“I think they were best friends,” says Arianda. “We find them in [the film] at a place where they’re struggling with their friendship. Each one wants to be seen by the other for different reasons. But did they at the end of the day love each other deeply? Absolutely.”

William Frawley

For Simmons, he found he had an easy way in to understanding William Frawley, whose friends called him Bill. “For me to play a somewhat cranky, cantankerous, 60-something, old, bald, white guy character actor was not a gigantic stretch,” jokes Simmons.

Simmons and Frawley also shared remarkably similar career trajectories. By the time he was cast in I Love Lucy, Frawley was best known as a performer from vaudeville days, introducing such Tin Pan Alley standards as “My Melancholy Baby” and “Carolina in the Morning,” while also acting on Broadway in a string of plays in the ‘20s and ‘30s, most notably Ben Hecht and Charles MacArthur’s Twentieth Century.

Simmons got his start on Broadway in such shows as Guys and Dolls and Laughter on the 23rd Floor before becoming primarily a film and TV actor. “I just did the math and it’s been 26 years since the last time I was actually in a Playbill magazine at a Broadway theatre,” Simmons shares.

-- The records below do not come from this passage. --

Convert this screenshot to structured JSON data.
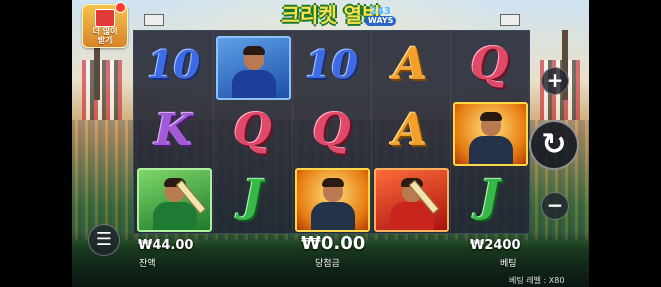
{
  "game": {
    "logo_title": "크리켓 열병",
    "logo_badge_number": "243",
    "logo_badge_text": "WAYS"
  },
  "promo_button": {
    "label_line1": "더 많이",
    "label_line2": "받기",
    "icon": "gift-icon"
  },
  "reels": [
    [
      {
        "type": "letter",
        "value": "10",
        "style": "g-10"
      },
      {
        "type": "letter",
        "value": "K",
        "style": "g-K"
      },
      {
        "type": "card",
        "icon": "batsman-green-icon",
        "color": "green"
      }
    ],
    [
      {
        "type": "card",
        "icon": "bowler-blue-icon",
        "color": "blue"
      },
      {
        "type": "letter",
        "value": "Q",
        "style": "g-Q"
      },
      {
        "type": "letter",
        "value": "J",
        "style": "g-J"
      }
    ],
    [
      {
        "type": "letter",
        "value": "10",
        "style": "g-10"
      },
      {
        "type": "letter",
        "value": "Q",
        "style": "g-Q"
      },
      {
        "type": "card",
        "icon": "captain-gold-icon",
        "color": "gold"
      }
    ],
    [
      {
        "type": "letter",
        "value": "A",
        "style": "g-A"
      },
      {
        "type": "letter",
        "value": "A",
        "style": "g-A"
      },
      {
        "type": "card",
        "icon": "batsman-red-icon",
        "color": "red"
      }
    ],
    [
      {
        "type": "letter",
        "value": "Q",
        "style": "g-Q"
      },
      {
        "type": "card",
        "icon": "captain-gold-icon",
        "color": "gold"
      },
      {
        "type": "letter",
        "value": "J",
        "style": "g-J"
      }
    ]
  ],
  "controls": {
    "plus_glyph": "+",
    "spin_glyph": "↻",
    "minus_glyph": "−",
    "menu_glyph": "☰"
  },
  "footer": {
    "balance_value": "₩44.00",
    "balance_label": "잔액",
    "win_value": "₩0.00",
    "win_label": "당첨금",
    "bet_value": "₩2400",
    "bet_label": "베팅",
    "bet_level_text": "베팅 레벨 : X80"
  }
}
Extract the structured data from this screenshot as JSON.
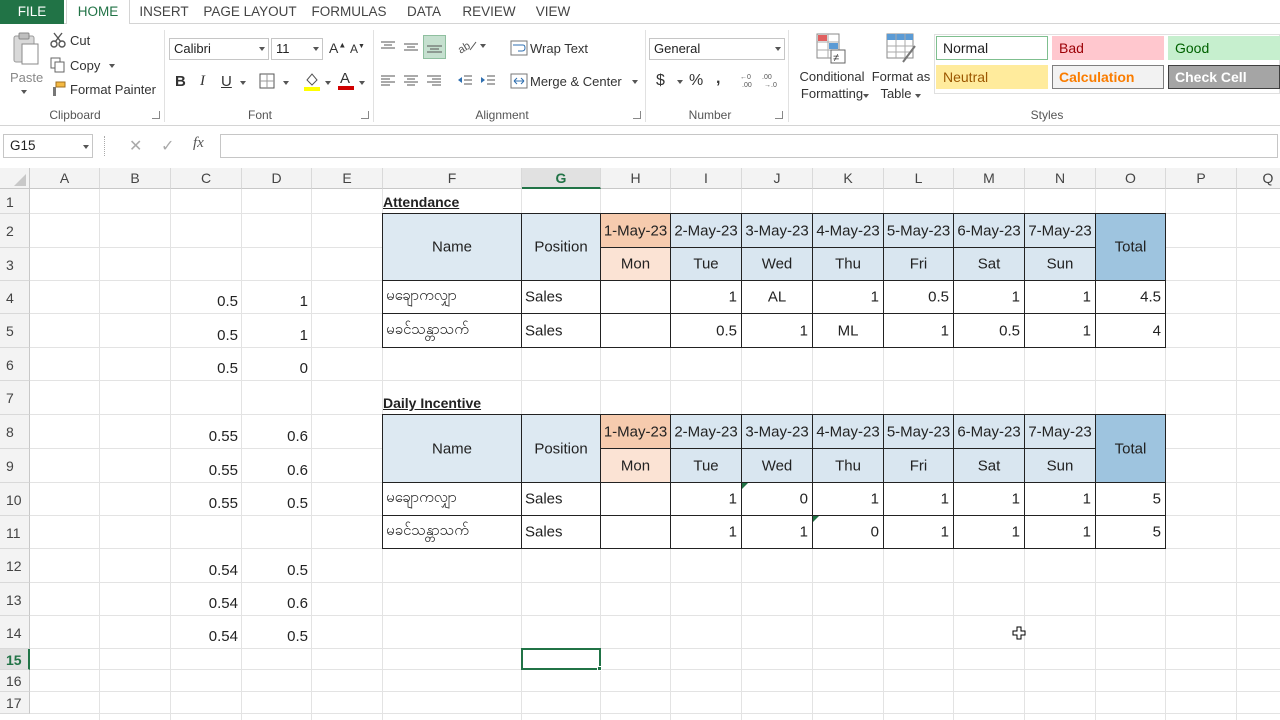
{
  "ribbon_tabs": [
    "FILE",
    "HOME",
    "INSERT",
    "PAGE LAYOUT",
    "FORMULAS",
    "DATA",
    "REVIEW",
    "VIEW"
  ],
  "clipboard": {
    "paste": "Paste",
    "cut": "Cut",
    "copy": "Copy",
    "format_painter": "Format Painter",
    "label": "Clipboard"
  },
  "font": {
    "name": "Calibri",
    "size": "11",
    "label": "Font",
    "bold": "B",
    "italic": "I",
    "underline": "U"
  },
  "alignment": {
    "wrap_text": "Wrap Text",
    "merge_center": "Merge & Center",
    "label": "Alignment"
  },
  "number": {
    "format": "General",
    "currency": "$",
    "percent": "%",
    "comma": ",",
    "label": "Number"
  },
  "styles": {
    "conditional_formatting_1": "Conditional",
    "conditional_formatting_2": "Formatting",
    "format_as_table_1": "Format as",
    "format_as_table_2": "Table",
    "label": "Styles",
    "cells": [
      {
        "name": "Normal",
        "bg": "#ffffff",
        "fg": "#222222",
        "border": "#7fbf8f"
      },
      {
        "name": "Bad",
        "bg": "#ffc7ce",
        "fg": "#9c0006",
        "border": "#ffc7ce"
      },
      {
        "name": "Good",
        "bg": "#c6efce",
        "fg": "#006100",
        "border": "#c6efce"
      },
      {
        "name": "Neutral",
        "bg": "#ffeb9c",
        "fg": "#9c5700",
        "border": "#ffeb9c"
      },
      {
        "name": "Calculation",
        "bg": "#f2f2f2",
        "fg": "#fa7d00",
        "border": "#7f7f7f"
      },
      {
        "name": "Check Cell",
        "bg": "#a5a5a5",
        "fg": "#ffffff",
        "border": "#3f3f3f"
      }
    ]
  },
  "formula_bar": {
    "name_box": "G15",
    "cancel": "✕",
    "enter": "✓",
    "fx": "fx",
    "formula": ""
  },
  "columns": [
    "A",
    "B",
    "C",
    "D",
    "E",
    "F",
    "G",
    "H",
    "I",
    "J",
    "K",
    "L",
    "M",
    "N",
    "O",
    "P",
    "Q"
  ],
  "selected_column": "G",
  "rows": [
    "1",
    "2",
    "3",
    "4",
    "5",
    "6",
    "7",
    "8",
    "9",
    "10",
    "11",
    "12",
    "13",
    "14",
    "15",
    "16",
    "17"
  ],
  "selected_row": "15",
  "side_values": {
    "C4": "0.5",
    "D4": "1",
    "C5": "0.5",
    "D5": "1",
    "C6": "0.5",
    "D6": "0",
    "C8": "0.55",
    "D8": "0.6",
    "C9": "0.55",
    "D9": "0.6",
    "C10": "0.55",
    "D10": "0.5",
    "C12": "0.54",
    "D12": "0.5",
    "C13": "0.54",
    "D13": "0.6",
    "C14": "0.54",
    "D14": "0.5"
  },
  "attendance": {
    "title": "Attendance",
    "name_header": "Name",
    "position_header": "Position",
    "total_header": "Total",
    "dates": [
      "1-May-23",
      "2-May-23",
      "3-May-23",
      "4-May-23",
      "5-May-23",
      "6-May-23",
      "7-May-23"
    ],
    "days": [
      "Mon",
      "Tue",
      "Wed",
      "Thu",
      "Fri",
      "Sat",
      "Sun"
    ],
    "rows": [
      {
        "name": "မချောကလျှာ",
        "position": "Sales",
        "values": [
          "",
          "1",
          "AL",
          "1",
          "0.5",
          "1",
          "1"
        ],
        "total": "4.5"
      },
      {
        "name": "မခင်သန္တာသက်",
        "position": "Sales",
        "values": [
          "",
          "0.5",
          "1",
          "ML",
          "1",
          "0.5",
          "1"
        ],
        "total": "4"
      }
    ]
  },
  "incentive": {
    "title": "Daily Incentive",
    "name_header": "Name",
    "position_header": "Position",
    "total_header": "Total",
    "dates": [
      "1-May-23",
      "2-May-23",
      "3-May-23",
      "4-May-23",
      "5-May-23",
      "6-May-23",
      "7-May-23"
    ],
    "days": [
      "Mon",
      "Tue",
      "Wed",
      "Thu",
      "Fri",
      "Sat",
      "Sun"
    ],
    "rows": [
      {
        "name": "မချောကလျှာ",
        "position": "Sales",
        "values": [
          "",
          "1",
          "0",
          "1",
          "1",
          "1",
          "1"
        ],
        "total": "5"
      },
      {
        "name": "မခင်သန္တာသက်",
        "position": "Sales",
        "values": [
          "",
          "1",
          "1",
          "0",
          "1",
          "1",
          "1"
        ],
        "total": "5"
      }
    ]
  }
}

Ultimately, it was the differences between the two that informed how Simmons attacked the role. “He missed a lot in his life. He had an early marriage that ended badly, and he never really found that in his life after that. He did have his love of the work, whether it was vaudeville or Broadway or tiny little supporting parts in movies that gradually got to be more significant, and then obviously culminating in this iconic character in arguably the most iconic television program in the history of American television.”

Arianda and Simmons’ stage backgrounds also let them bring some authenticity to the portions of Being the Ricardos that recreate an episode’s filming. Ball, who viewed a live audience as vital to performing good comedy, insisted that episodes of I Love Lucy be filmed largely as if they were live stage plays, letting the studio audience see the entire episode chronologically and rarely, if ever, going back for another take.

“It does have a very theatrical sense to it,” says Simmons. “You see us backstage, you see us going out in the alley before the show, you see us wishing each other a good show. It is very much like theatre.”

For Arianda, it also informed how the characters would deal with their off-screen drama, all the while knowing that no matter what else happened, an audience would be in the studio to watch their performance Friday night.

“When you work on stage, that is your day. You wake up, you have your coffee, but you know that come eight o’clock the curtain is going up, so you have to be very careful in the way you navigate your day because you have to come 100% with a clean sheet of paper, so to speak, so that somebody else can take over for a few hours. In and of itself, that’s a very high stake.”

Being the Ricardos is now streaming on Prime Video.

Recommended Reading:

Blocking belongs
on the stage,
not on websites.

Our website is made possible by
displaying online advertisements to our visitors.

Please consider supporting us by
whitelisting with your ad blocker.
Thank you!